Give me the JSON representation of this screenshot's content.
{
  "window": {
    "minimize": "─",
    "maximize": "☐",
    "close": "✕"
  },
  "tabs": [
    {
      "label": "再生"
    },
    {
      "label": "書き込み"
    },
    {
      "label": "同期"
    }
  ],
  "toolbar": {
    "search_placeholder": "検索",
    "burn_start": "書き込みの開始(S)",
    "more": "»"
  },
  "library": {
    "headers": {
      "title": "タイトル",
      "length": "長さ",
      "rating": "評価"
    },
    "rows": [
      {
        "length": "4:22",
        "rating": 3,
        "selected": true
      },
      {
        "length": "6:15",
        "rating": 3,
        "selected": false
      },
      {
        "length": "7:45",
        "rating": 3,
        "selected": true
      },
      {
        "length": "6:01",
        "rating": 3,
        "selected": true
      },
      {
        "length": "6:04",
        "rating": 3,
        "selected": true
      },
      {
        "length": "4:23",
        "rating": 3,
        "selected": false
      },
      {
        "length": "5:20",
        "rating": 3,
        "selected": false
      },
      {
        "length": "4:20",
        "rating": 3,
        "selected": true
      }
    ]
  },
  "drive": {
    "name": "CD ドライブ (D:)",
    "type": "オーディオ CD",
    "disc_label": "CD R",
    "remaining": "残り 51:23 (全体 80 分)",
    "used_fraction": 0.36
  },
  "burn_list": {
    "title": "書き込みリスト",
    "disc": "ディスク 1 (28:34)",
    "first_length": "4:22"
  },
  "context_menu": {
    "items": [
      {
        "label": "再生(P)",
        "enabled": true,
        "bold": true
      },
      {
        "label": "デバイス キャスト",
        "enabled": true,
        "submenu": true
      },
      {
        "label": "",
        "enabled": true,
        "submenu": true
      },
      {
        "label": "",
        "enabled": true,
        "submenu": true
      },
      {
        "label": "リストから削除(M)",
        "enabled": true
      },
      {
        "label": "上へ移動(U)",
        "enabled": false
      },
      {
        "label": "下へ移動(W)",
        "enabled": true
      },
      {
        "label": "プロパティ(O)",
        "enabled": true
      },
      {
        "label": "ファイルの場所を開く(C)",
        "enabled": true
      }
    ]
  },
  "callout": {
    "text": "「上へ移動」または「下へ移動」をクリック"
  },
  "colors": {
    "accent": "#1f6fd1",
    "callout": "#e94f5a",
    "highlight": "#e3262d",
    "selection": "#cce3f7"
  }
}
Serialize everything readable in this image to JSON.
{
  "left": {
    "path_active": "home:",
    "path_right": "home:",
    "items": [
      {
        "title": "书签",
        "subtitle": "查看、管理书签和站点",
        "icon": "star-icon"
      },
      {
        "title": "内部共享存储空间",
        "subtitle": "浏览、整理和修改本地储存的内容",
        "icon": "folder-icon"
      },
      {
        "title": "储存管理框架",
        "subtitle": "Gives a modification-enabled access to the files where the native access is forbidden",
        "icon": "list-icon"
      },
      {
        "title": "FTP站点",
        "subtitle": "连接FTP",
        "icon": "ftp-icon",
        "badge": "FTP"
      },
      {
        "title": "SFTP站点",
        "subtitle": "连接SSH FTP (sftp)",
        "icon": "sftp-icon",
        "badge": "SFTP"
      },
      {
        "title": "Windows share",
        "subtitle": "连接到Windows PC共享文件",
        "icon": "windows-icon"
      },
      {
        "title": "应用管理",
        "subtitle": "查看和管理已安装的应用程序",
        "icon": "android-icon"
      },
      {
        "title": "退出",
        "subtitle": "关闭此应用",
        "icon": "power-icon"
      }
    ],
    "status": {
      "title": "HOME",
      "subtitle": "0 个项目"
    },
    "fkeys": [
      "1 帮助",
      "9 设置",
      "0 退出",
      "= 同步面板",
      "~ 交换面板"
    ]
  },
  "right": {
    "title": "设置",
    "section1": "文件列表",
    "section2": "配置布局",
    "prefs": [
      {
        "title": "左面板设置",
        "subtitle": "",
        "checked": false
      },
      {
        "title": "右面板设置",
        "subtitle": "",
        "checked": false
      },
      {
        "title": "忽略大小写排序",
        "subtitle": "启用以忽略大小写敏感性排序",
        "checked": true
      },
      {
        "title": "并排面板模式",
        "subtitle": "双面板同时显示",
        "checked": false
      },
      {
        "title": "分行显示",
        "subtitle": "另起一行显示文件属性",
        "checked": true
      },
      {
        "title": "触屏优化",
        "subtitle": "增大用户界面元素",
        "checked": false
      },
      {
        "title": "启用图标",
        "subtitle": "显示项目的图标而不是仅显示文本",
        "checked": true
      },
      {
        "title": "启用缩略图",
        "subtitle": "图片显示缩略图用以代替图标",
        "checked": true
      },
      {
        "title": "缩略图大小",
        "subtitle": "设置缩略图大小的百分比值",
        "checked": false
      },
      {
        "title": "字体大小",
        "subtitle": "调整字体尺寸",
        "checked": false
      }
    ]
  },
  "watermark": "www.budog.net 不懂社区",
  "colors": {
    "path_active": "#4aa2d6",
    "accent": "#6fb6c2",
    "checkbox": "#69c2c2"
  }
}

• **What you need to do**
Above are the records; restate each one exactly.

• **Task answer**
Give me the JSON representation of this screenshot's content.
{
  "window": {
    "minimize": "─",
    "maximize": "☐",
    "close": "✕"
  },
  "tabs": [
    {
      "label": "再生"
    },
    {
      "label": "書き込み"
    },
    {
      "label": "同期"
    }
  ],
  "toolbar": {
    "search_placeholder": "検索",
    "burn_start": "書き込みの開始(S)",
    "more": "»"
  },
  "library": {
    "headers": {
      "title": "タイトル",
      "length": "長さ",
      "rating": "評価"
    },
    "rows": [
      {
        "length": "4:22",
        "rating": 3,
        "selected": true
      },
      {
        "length": "6:15",
        "rating": 3,
        "selected": false
      },
      {
        "length": "7:45",
        "rating": 3,
        "selected": true
      },
      {
        "length": "6:01",
        "rating": 3,
        "selected": true
      },
      {
        "length": "6:04",
        "rating": 3,
        "selected": true
      },
      {
        "length": "4:23",
        "rating": 3,
        "selected": false
      },
      {
        "length": "5:20",
        "rating": 3,
        "selected": false
      },
      {
        "length": "4:20",
        "rating": 3,
        "selected": true
      }
    ]
  },
  "drive": {
    "name": "CD ドライブ (D:)",
    "type": "オーディオ CD",
    "disc_label": "CD R",
    "remaining": "残り 51:23 (全体 80 分)",
    "used_fraction": 0.36
  },
  "burn_list": {
    "title": "書き込みリスト",
    "disc": "ディスク 1 (28:34)",
    "first_length": "4:22"
  },
  "context_menu": {
    "items": [
      {
        "label": "再生(P)",
        "enabled": true,
        "bold": true
      },
      {
        "label": "デバイス キャスト",
        "enabled": true,
        "submenu": true
      },
      {
        "label": "",
        "enabled": true,
        "submenu": true
      },
      {
        "label": "",
        "enabled": true,
        "submenu": true
      },
      {
        "label": "リストから削除(M)",
        "enabled": true
      },
      {
        "label": "上へ移動(U)",
        "enabled": false
      },
      {
        "label": "下へ移動(W)",
        "enabled": true
      },
      {
        "label": "プロパティ(O)",
        "enabled": true
      },
      {
        "label": "ファイルの場所を開く(C)",
        "enabled": true
      }
    ]
  },
  "callout": {
    "text": "「上へ移動」または「下へ移動」をクリック"
  },
  "colors": {
    "accent": "#1f6fd1",
    "callout": "#e94f5a",
    "highlight": "#e3262d",
    "selection": "#cce3f7"
  }
}
Serialize everything readable in this image to JSON.
{
  "left": {
    "path_active": "home:",
    "path_right": "home:",
    "items": [
      {
        "title": "书签",
        "subtitle": "查看、管理书签和站点",
        "icon": "star-icon"
      },
      {
        "title": "内部共享存储空间",
        "subtitle": "浏览、整理和修改本地储存的内容",
        "icon": "folder-icon"
      },
      {
        "title": "储存管理框架",
        "subtitle": "Gives a modification-enabled access to the files where the native access is forbidden",
        "icon": "list-icon"
      },
      {
        "title": "FTP站点",
        "subtitle": "连接FTP",
        "icon": "ftp-icon",
        "badge": "FTP"
      },
      {
        "title": "SFTP站点",
        "subtitle": "连接SSH FTP (sftp)",
        "icon": "sftp-icon",
        "badge": "SFTP"
      },
      {
        "title": "Windows share",
        "subtitle": "连接到Windows PC共享文件",
        "icon": "windows-icon"
      },
      {
        "title": "应用管理",
        "subtitle": "查看和管理已安装的应用程序",
        "icon": "android-icon"
      },
      {
        "title": "退出",
        "subtitle": "关闭此应用",
        "icon": "power-icon"
      }
    ],
    "status": {
      "title": "HOME",
      "subtitle": "0 个项目"
    },
    "fkeys": [
      "1 帮助",
      "9 设置",
      "0 退出",
      "= 同步面板",
      "~ 交换面板"
    ]
  },
  "right": {
    "title": "设置",
    "section1": "文件列表",
    "section2": "配置布局",
    "prefs": [
      {
        "title": "左面板设置",
        "subtitle": "",
        "checked": false
      },
      {
        "title": "右面板设置",
        "subtitle": "",
        "checked": false
      },
      {
        "title": "忽略大小写排序",
        "subtitle": "启用以忽略大小写敏感性排序",
        "checked": true
      },
      {
        "title": "并排面板模式",
        "subtitle": "双面板同时显示",
        "checked": false
      },
      {
        "title": "分行显示",
        "subtitle": "另起一行显示文件属性",
        "checked": true
      },
      {
        "title": "触屏优化",
        "subtitle": "增大用户界面元素",
        "checked": false
      },
      {
        "title": "启用图标",
        "subtitle": "显示项目的图标而不是仅显示文本",
        "checked": true
      },
      {
        "title": "启用缩略图",
        "subtitle": "图片显示缩略图用以代替图标",
        "checked": true
      },
      {
        "title": "缩略图大小",
        "subtitle": "设置缩略图大小的百分比值",
        "checked": false
      },
      {
        "title": "字体大小",
        "subtitle": "调整字体尺寸",
        "checked": false
      }
    ]
  },
  "watermark": "www.budog.net 不懂社区",
  "colors": {
    "path_active": "#4aa2d6",
    "accent": "#6fb6c2",
    "checkbox": "#69c2c2"
  }
}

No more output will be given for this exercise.